Section 3: Non-Profit and Charitable Organizations

A considerably untapped source of funding for respite services comes from non-profit organizations and charitable groups. Numerous organizations exist that aim to provide financial support to family caregivers in the form of respite care financing. They work in various ways, such as providing funds directly or offering discounts on respite care services.

For instance, organizations like the Alzheimer’s Foundation of America provide family respite care grants. Similarly, other focused support groups sometimes offer monetary or in-kind support. Therefore, family caregivers should investigate these groups relevant to their specific situation.

Section 4: Community Programs and Local Government Aid

Local community programs and government aid can also play a substantial role in respite care cost management. Depending on the locality, numerous community programs have been established to aid those in need of respite care. Local offices on Aging, Area Agencies on Aging, or Councils on Aging can offer great resources.

Local government aid can depend on your specific locale but can help cover some of the costs associated with a respite provider. Reach out to local social services to understand what caregiver support may be available in your location.

Section 5: Creative Funding

Recent years have seen the rise of creative solutions to fund respite care provider costs. One increasingly popular method is through crowdfunding platforms such as GoFundMe or Kickstarter. These platforms enable the family caregiver to share their stories and raise funds for personal care costs, including respite care.

Similarly, grants and scholarships specific to respite care needs could also offer significant relief. These funding sources, albeit lesser known, represent an important avenue that can be pursued, especially for low-income families or families facing financial hardships due to medical bills.

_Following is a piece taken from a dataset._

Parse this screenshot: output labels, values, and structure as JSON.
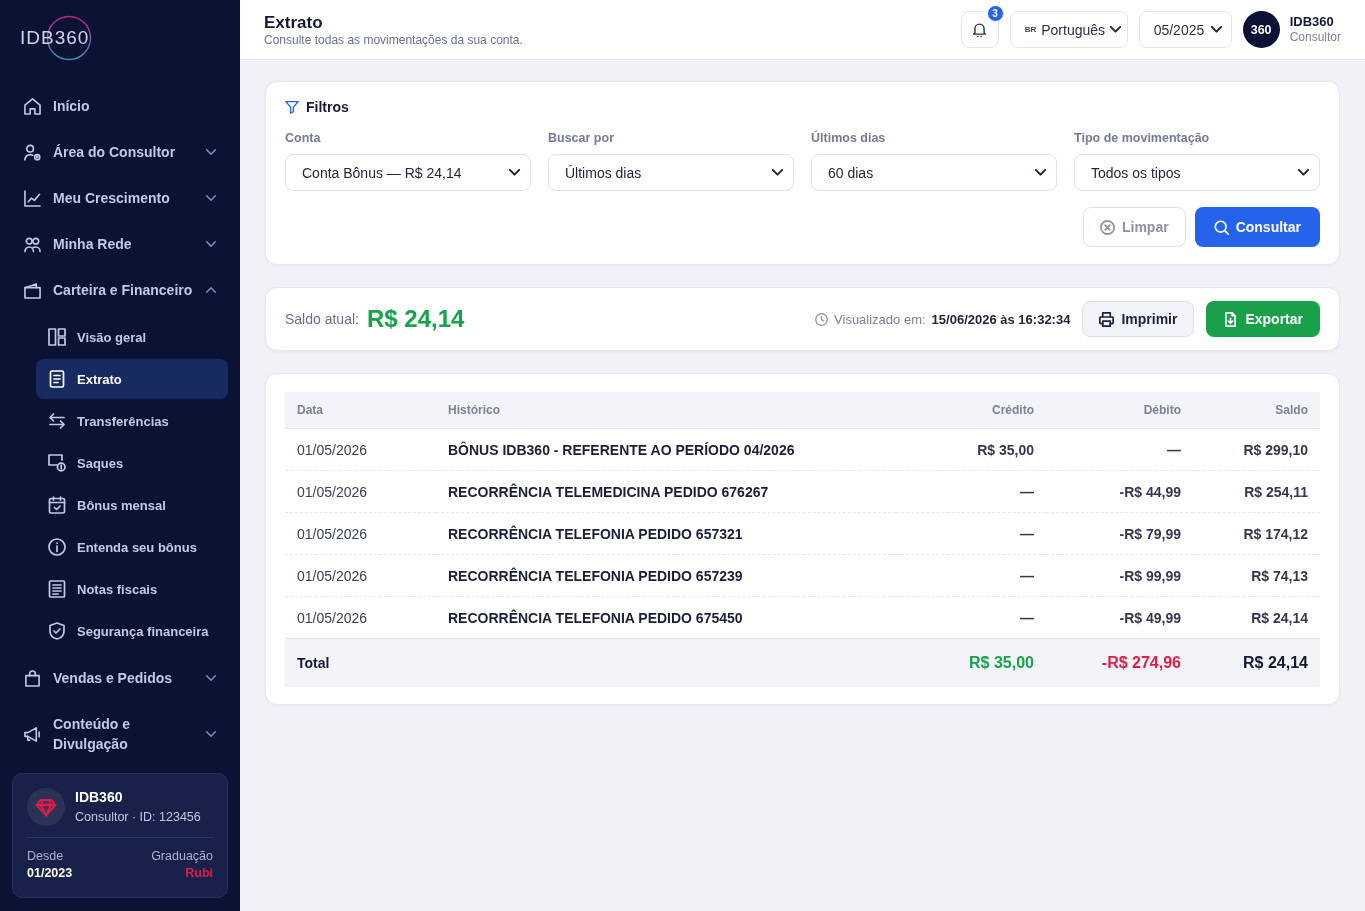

Section 6: Financial Planning for Respite Care

The importance of planning and budgeting for respite care cannot be stressed enough. It’s essential to ensure that funding resources are available when needed so you can access the proper personal care. A well-structured financial plan can mitigate the stresses often associated with long term care, thus promoting continuity of care.

To stay on top of finances, it can help to seek advice from financial advisors or utilize free consultation services often available from senior centers or community resource centers. These resources can assist in navigating insurance plans, uncovering potential respite provider funding sources, and tailoring personal budgets to include the cost of ongoing respite care.


In sum, paying for a respite care provider can involve several avenues. Between private funding, public funding, local government aid, non-profit organizations, community programs, and creative financial strategies, the options are plentiful but often shadowed in complexity. Emphasizing the need to explore these varied options is the first step towards ensuring caregivers don’t run into caregiver burnout while still tending to the care recipient.

Call to Action

Sharing such information with others in similar situations might just be the uplift they need. Further, we invite readers to reach out with their experiences or advice on funding respite care, as real-life experiences often provide the most practical and impactful advice. Everyone could benefit not just from further discourse on funding respite care, but also from the shared insights of those who have navigated these waters before.